This morning, it took me almost 15 minutes to find my favourite jar of homemade strawberry jam in the refrigerator. As my sight declines, finding items in the fridge is becoming more and more like a chore as I am no longer able to read food labels. Can you give me some recommendations to make this task easier?
Missing In Action
Dear Missing in Action,
Locating food items in the refrigerator can be made easier if you follow these simple steps:
1. Be sure to have a place for every food item and always return it to this same place when you put it back into the fridge. For example, the margarine is on the top shelf at the far right or the mayonnaise is on the third shelf on the fridge door.
2. Use trays or baskets to group similar items. If you are able to see some colours, choose baskets in these colours. For example, all your jam jars could be placed in a red basket. The basket should extend the entire depth of the fridge. This will allow you to slide the basket halfway out of the fridge, locate the jar you want, and then slide the basket back in. This will prevent food items from mistakenly being pushed to the back of the fridge.
3. Many food products can be easily identified by their size, shape or colour. For example, the ketchup bottle is a unique shape and therefore probably does not need a label. However, if you have two jars that are a similar shape, size, or colour, you can simply distinguish the jars using an elastic band or raised peel-and-stick marking.
4. Elastic bands are a cheap and easy method for labelling. When labelling similar food items with elastic bands, do not forget that elastic bands come in many sizes and colours. Or use multiple elastic bands to identify a jar. For example, if you have three salad-dressing bottles, place them in alphabetical order. Put no elastic band on the Caesar dressing because it is at the beginning of the alphabet. A thin elastic band or one elastic band on the Italian dressing because it is next in line in the alphabet. And a thick "broccoli elastic" band or two elastic bands on the Ranch dressing because it is at the end of the alphabet. Or you could place the elastic band around your favourite salad dressing bottle. Of course, you need to have a pretty good memory to follow this technique!

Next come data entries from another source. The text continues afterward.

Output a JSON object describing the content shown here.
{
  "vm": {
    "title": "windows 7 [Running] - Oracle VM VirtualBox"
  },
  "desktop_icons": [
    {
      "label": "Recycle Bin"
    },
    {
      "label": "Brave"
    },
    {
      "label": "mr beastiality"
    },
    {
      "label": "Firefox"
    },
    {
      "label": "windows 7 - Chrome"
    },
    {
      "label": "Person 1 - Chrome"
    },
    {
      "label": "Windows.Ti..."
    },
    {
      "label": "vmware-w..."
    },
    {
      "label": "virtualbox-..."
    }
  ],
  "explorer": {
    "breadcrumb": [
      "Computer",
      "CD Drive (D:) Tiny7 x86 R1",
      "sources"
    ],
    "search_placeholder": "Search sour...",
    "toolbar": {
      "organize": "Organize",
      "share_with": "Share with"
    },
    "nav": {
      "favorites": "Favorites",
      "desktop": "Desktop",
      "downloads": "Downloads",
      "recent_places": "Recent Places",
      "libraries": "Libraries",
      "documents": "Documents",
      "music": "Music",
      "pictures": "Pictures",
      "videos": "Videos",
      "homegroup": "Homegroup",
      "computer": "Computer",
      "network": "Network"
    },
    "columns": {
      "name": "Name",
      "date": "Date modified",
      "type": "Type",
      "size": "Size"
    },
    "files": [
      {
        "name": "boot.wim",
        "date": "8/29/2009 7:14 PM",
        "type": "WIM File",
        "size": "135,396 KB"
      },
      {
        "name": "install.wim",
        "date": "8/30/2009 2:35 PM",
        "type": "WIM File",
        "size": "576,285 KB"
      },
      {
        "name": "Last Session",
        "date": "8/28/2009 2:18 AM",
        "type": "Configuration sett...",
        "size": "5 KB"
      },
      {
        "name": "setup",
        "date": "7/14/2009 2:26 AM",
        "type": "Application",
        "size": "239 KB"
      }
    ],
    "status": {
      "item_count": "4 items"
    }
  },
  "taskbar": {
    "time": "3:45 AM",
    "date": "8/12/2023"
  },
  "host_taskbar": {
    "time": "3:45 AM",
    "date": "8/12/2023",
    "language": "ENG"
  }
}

5. If you choose to label food items with raised stickers that you can easily feel (e.g. cupboard bumpers or Velcro), place the label on the lid of the container. When you need to replace the empty jar, remove and wash the old lid with the raised marking. Now you can place the washed lid on the new jar. In this way, the new product is labelled with no extra work!
6. Place a brightly-coloured or textured hair scrunchie around a certain food container or a uniquely-shaped magnet on a metal jar lid to easily identify it by sight or touch.
7. Create braille, large print, or raised print labels using index cards and a black wide-tipped felt pen or puffy fabric paint. The index card can be affixed to the food item with an elastic band. When using this method for labelling, be sure to cut off the top right corner of the index card on an angle to aid in orientation of the index card before reading it. It can be frustrating if you are trying to read a braille, large print, or raised print label and you are holding the index card upside down. Transfer this index card label to the new food product, when necessary. An audio labelling system can be produced using a PenFriend labelling device from Shop CNIB.
8. Place frequently-used items at the front of a shelf so they are easy to find. Similarly, items you use more often should be placed on a shelf or in a drawer that is at a convenient level.
9. Do not buy more food or produce than you need in order to prevent spoilage or food becoming lost at the back of the fridge! Don't buy food in bulk simply because it is cheaper. It will cost you more in the long run if you are constantly throwing out food that has gone bad!
10. Be sure to record expiry dates for food items in a format of your choice. You could simply place a large-print label on the food item using a piece of masking tape or include the expiry date on your audio or braille label. If you only purchase the amount of food that is needed, you probably will not have to record expiry dates. For example, if you only purchase the dairy products that you will consume in one week, the expiry dates are irrelevant!
11. Keep leftovers on a separate shelf, being sure to place the newest item at the back so the oldest product is consumed first. You may prefer to place the leftovers in uniquely-shaped containers or containers with a certain colour lid so they are easy to recognize.
12. If you have roommates, you may like to designate one shelf and/or drawer as your own. Or if space is limited, you may like to have a basket on one shelf that is strictly yours.
13. Simplify things by getting rid of food items you no longer use. Keep extra food products in the kitchen pantry until required. This is assuming the product does not need to be refrigerated!
14. If you have photophobia or light sensitivity, you may like to turn off the light in the refrigerator so you can see into the fridge better.
15. If you live with someone else, it is extremely important that they follow these same rules! If you have homemakers or other caregivers coming into your home, you may want to create signs in the fridge identifying where food items belong. For example, large bold print on a piece of masking tape can remind the person where the margarine is stored.
If you would like to learn additional food storage tips, please contact your local CNIB office. VOILÀ!
If you would like to submit an independent living skills question to Izzy, please send an email to firstname.lastname@example.org Your question may be answered in a future CNIB blog.